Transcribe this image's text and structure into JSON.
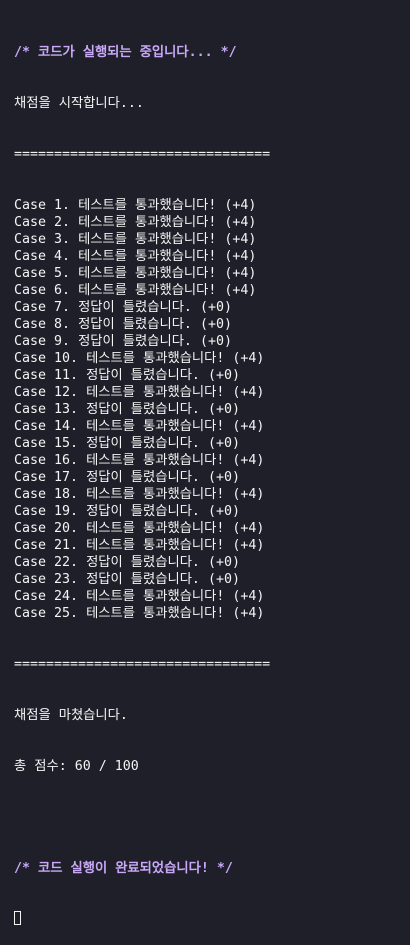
{
  "terminal": {
    "running_comment": "/* 코드가 실행되는 중입니다... */",
    "start_message": "채점을 시작합니다...",
    "separator": "================================",
    "cases": [
      {
        "label": "Case 1.",
        "result": "테스트를 통과했습니다! (+4)"
      },
      {
        "label": "Case 2.",
        "result": "테스트를 통과했습니다! (+4)"
      },
      {
        "label": "Case 3.",
        "result": "테스트를 통과했습니다! (+4)"
      },
      {
        "label": "Case 4.",
        "result": "테스트를 통과했습니다! (+4)"
      },
      {
        "label": "Case 5.",
        "result": "테스트를 통과했습니다! (+4)"
      },
      {
        "label": "Case 6.",
        "result": "테스트를 통과했습니다! (+4)"
      },
      {
        "label": "Case 7.",
        "result": "정답이 틀렸습니다. (+0)"
      },
      {
        "label": "Case 8.",
        "result": "정답이 틀렸습니다. (+0)"
      },
      {
        "label": "Case 9.",
        "result": "정답이 틀렸습니다. (+0)"
      },
      {
        "label": "Case 10.",
        "result": "테스트를 통과했습니다! (+4)"
      },
      {
        "label": "Case 11.",
        "result": "정답이 틀렸습니다. (+0)"
      },
      {
        "label": "Case 12.",
        "result": "테스트를 통과했습니다! (+4)"
      },
      {
        "label": "Case 13.",
        "result": "정답이 틀렸습니다. (+0)"
      },
      {
        "label": "Case 14.",
        "result": "테스트를 통과했습니다! (+4)"
      },
      {
        "label": "Case 15.",
        "result": "정답이 틀렸습니다. (+0)"
      },
      {
        "label": "Case 16.",
        "result": "테스트를 통과했습니다! (+4)"
      },
      {
        "label": "Case 17.",
        "result": "정답이 틀렸습니다. (+0)"
      },
      {
        "label": "Case 18.",
        "result": "테스트를 통과했습니다! (+4)"
      },
      {
        "label": "Case 19.",
        "result": "정답이 틀렸습니다. (+0)"
      },
      {
        "label": "Case 20.",
        "result": "테스트를 통과했습니다! (+4)"
      },
      {
        "label": "Case 21.",
        "result": "테스트를 통과했습니다! (+4)"
      },
      {
        "label": "Case 22.",
        "result": "정답이 틀렸습니다. (+0)"
      },
      {
        "label": "Case 23.",
        "result": "정답이 틀렸습니다. (+0)"
      },
      {
        "label": "Case 24.",
        "result": "테스트를 통과했습니다! (+4)"
      },
      {
        "label": "Case 25.",
        "result": "테스트를 통과했습니다! (+4)"
      }
    ],
    "end_message": "채점을 마쳤습니다.",
    "score": "총 점수: 60 / 100",
    "done_comment": "/* 코드 실행이 완료되었습니다! */"
  },
  "colors": {
    "background": "#1e1f29",
    "text": "#f4f4f4",
    "comment": "#c9a8f8"
  }
}
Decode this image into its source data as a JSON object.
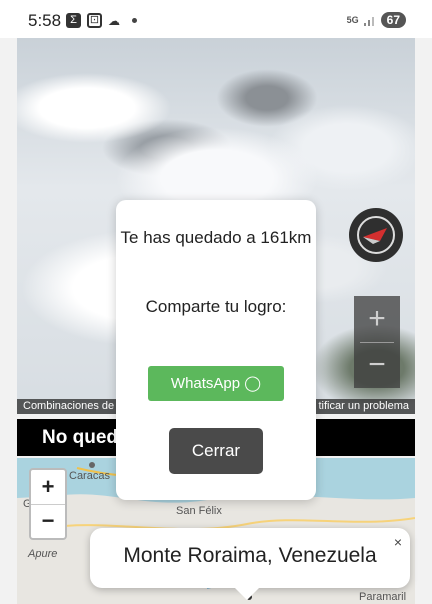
{
  "status": {
    "time": "5:58",
    "network": "5G",
    "battery": "67"
  },
  "photo_attribution": {
    "left": "Combinaciones de",
    "right": "tificar un problema"
  },
  "result_bar": {
    "text": "No qued                              : 161km"
  },
  "modal": {
    "message": "Te has quedado a 161km",
    "share_prompt": "Comparte tu logro:",
    "whatsapp_label": "WhatsApp ◯",
    "close_label": "Cerrar"
  },
  "map": {
    "labels": [
      "Caracas",
      "San Félix",
      "Apure",
      "Paramaril",
      "G"
    ],
    "zoom_in": "+",
    "zoom_out": "−"
  },
  "popup": {
    "location": "Monte Roraima, Venezuela",
    "close": "×"
  },
  "streetview_zoom": {
    "in": "+",
    "out": "−"
  }
}
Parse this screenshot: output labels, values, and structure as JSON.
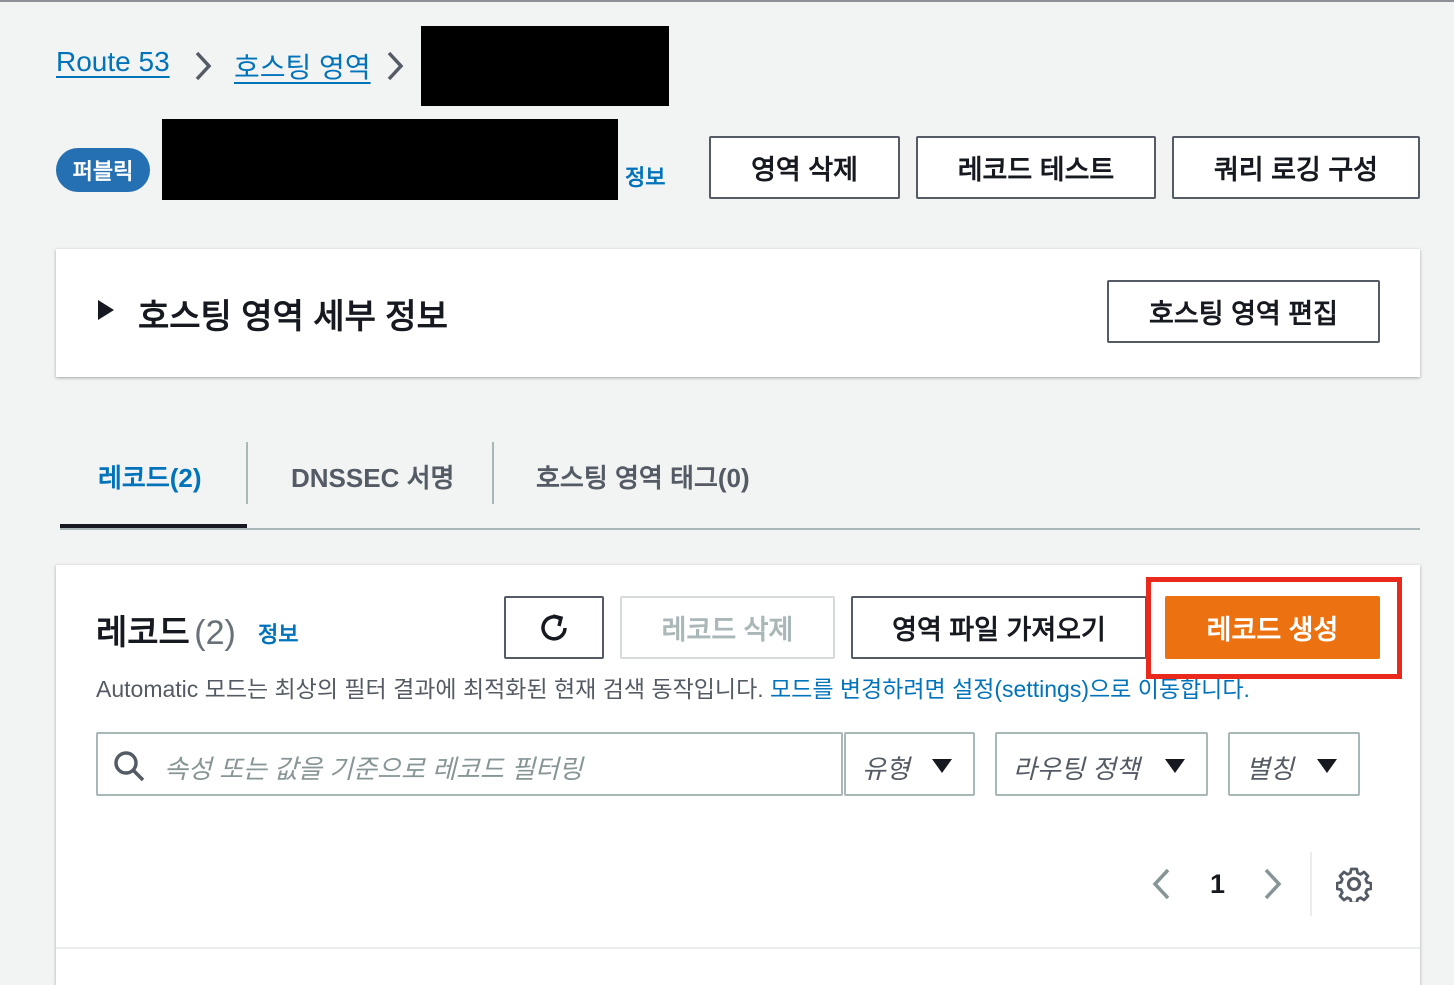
{
  "breadcrumb": {
    "items": [
      "Route 53",
      "호스팅 영역"
    ],
    "separator": ">"
  },
  "zone_header": {
    "badge": "퍼블릭",
    "info_link": "정보",
    "buttons": {
      "delete_zone": "영역 삭제",
      "test_record": "레코드 테스트",
      "query_logging": "쿼리 로깅 구성"
    }
  },
  "details_panel": {
    "title": "호스팅 영역 세부 정보",
    "edit_button": "호스팅 영역 편집"
  },
  "tabs": [
    {
      "label": "레코드(2)",
      "active": true
    },
    {
      "label": "DNSSEC 서명",
      "active": false
    },
    {
      "label": "호스팅 영역 태그(0)",
      "active": false
    }
  ],
  "records": {
    "title": "레코드",
    "count": "(2)",
    "info_link": "정보",
    "refresh_icon": "refresh-icon",
    "delete_button": "레코드 삭제",
    "import_button": "영역 파일 가져오기",
    "create_button": "레코드 생성",
    "description": "Automatic 모드는 최상의 필터 결과에 최적화된 현재 검색 동작입니다.",
    "description_link": "모드를 변경하려면 설정(settings)으로 이동합니다.",
    "search": {
      "placeholder": "속성 또는 값을 기준으로 레코드 필터링"
    },
    "filters": {
      "type": "유형",
      "routing_policy": "라우팅 정책",
      "alias": "별칭"
    },
    "pagination": {
      "current_page": "1"
    }
  },
  "colors": {
    "primary_button": "#ec7211",
    "link": "#0073bb",
    "highlight_box": "#e8291c",
    "badge": "#2470b3"
  }
}
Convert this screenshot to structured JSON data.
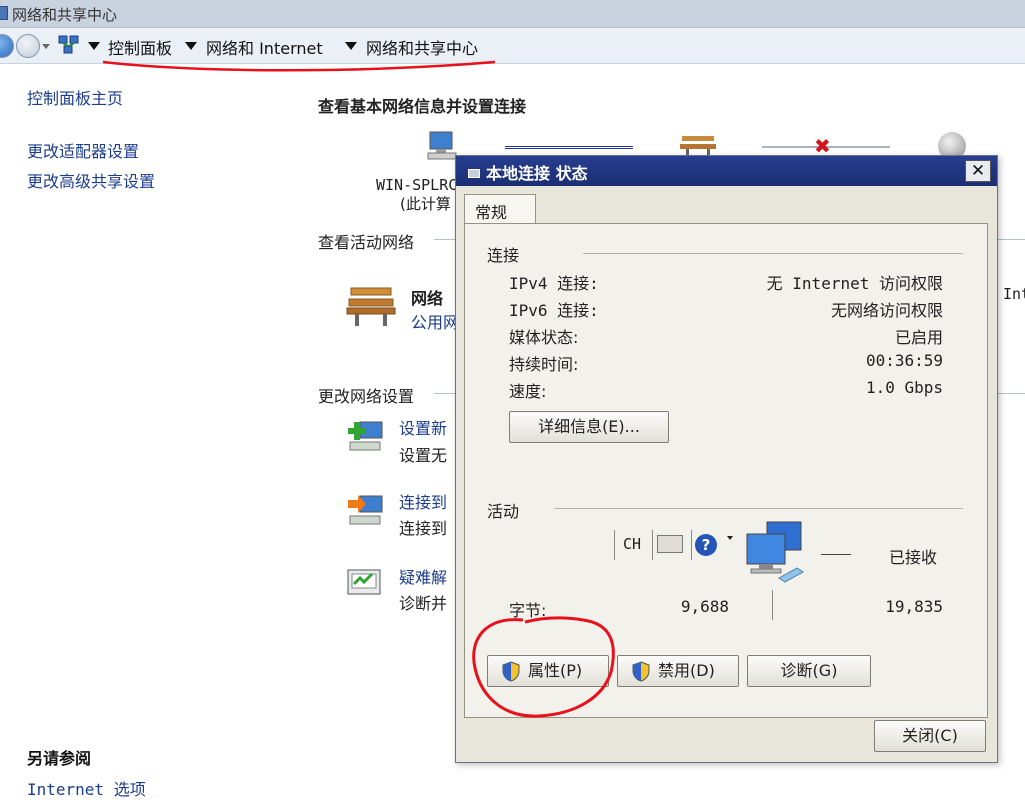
{
  "window": {
    "title": "网络和共享中心"
  },
  "breadcrumb": [
    "控制面板",
    "网络和 Internet",
    "网络和共享中心"
  ],
  "sidebar": {
    "home": "控制面板主页",
    "links": [
      "更改适配器设置",
      "更改高级共享设置"
    ],
    "see_also_title": "另请参阅",
    "see_also_links": [
      "Internet 选项"
    ]
  },
  "main": {
    "title": "查看基本网络信息并设置连接",
    "computer_name": "WIN-SPLRC",
    "computer_sub": "(此计算",
    "active_networks_title": "查看活动网络",
    "network_name": "网络",
    "network_type": "公用网",
    "right_cut_text": "Int",
    "change_settings_title": "更改网络设置",
    "tasks": [
      {
        "link": "设置新",
        "desc": "设置无"
      },
      {
        "link": "连接到",
        "desc": "连接到"
      },
      {
        "link": "疑难解",
        "desc": "诊断并"
      }
    ]
  },
  "dialog": {
    "title": "本地连接 状态",
    "close_glyph": "✕",
    "tab": "常规",
    "connection_group": "连接",
    "rows": [
      {
        "label": "IPv4 连接:",
        "value": "无 Internet 访问权限"
      },
      {
        "label": "IPv6 连接:",
        "value": "无网络访问权限"
      },
      {
        "label": "媒体状态:",
        "value": "已启用"
      },
      {
        "label": "持续时间:",
        "value": "00:36:59"
      },
      {
        "label": "速度:",
        "value": "1.0 Gbps"
      }
    ],
    "details_button": "详细信息(E)...",
    "activity_group": "活动",
    "language_indicator": "CH",
    "help_glyph": "?",
    "received_label": "已接收",
    "bytes_label": "字节:",
    "bytes_sent": "9,688",
    "bytes_received": "19,835",
    "buttons": {
      "properties": "属性(P)",
      "disable": "禁用(D)",
      "diagnose": "诊断(G)"
    },
    "close_button": "关闭(C)"
  },
  "colors": {
    "annotation_red": "#e8101a",
    "link_blue": "#1c3d8e",
    "dialog_title": "#273e8f"
  }
}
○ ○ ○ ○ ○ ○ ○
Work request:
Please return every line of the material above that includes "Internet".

Exercise answer:
    "网络和 Internet",
      "Internet 选项"
        "value": "无 Internet 访问权限"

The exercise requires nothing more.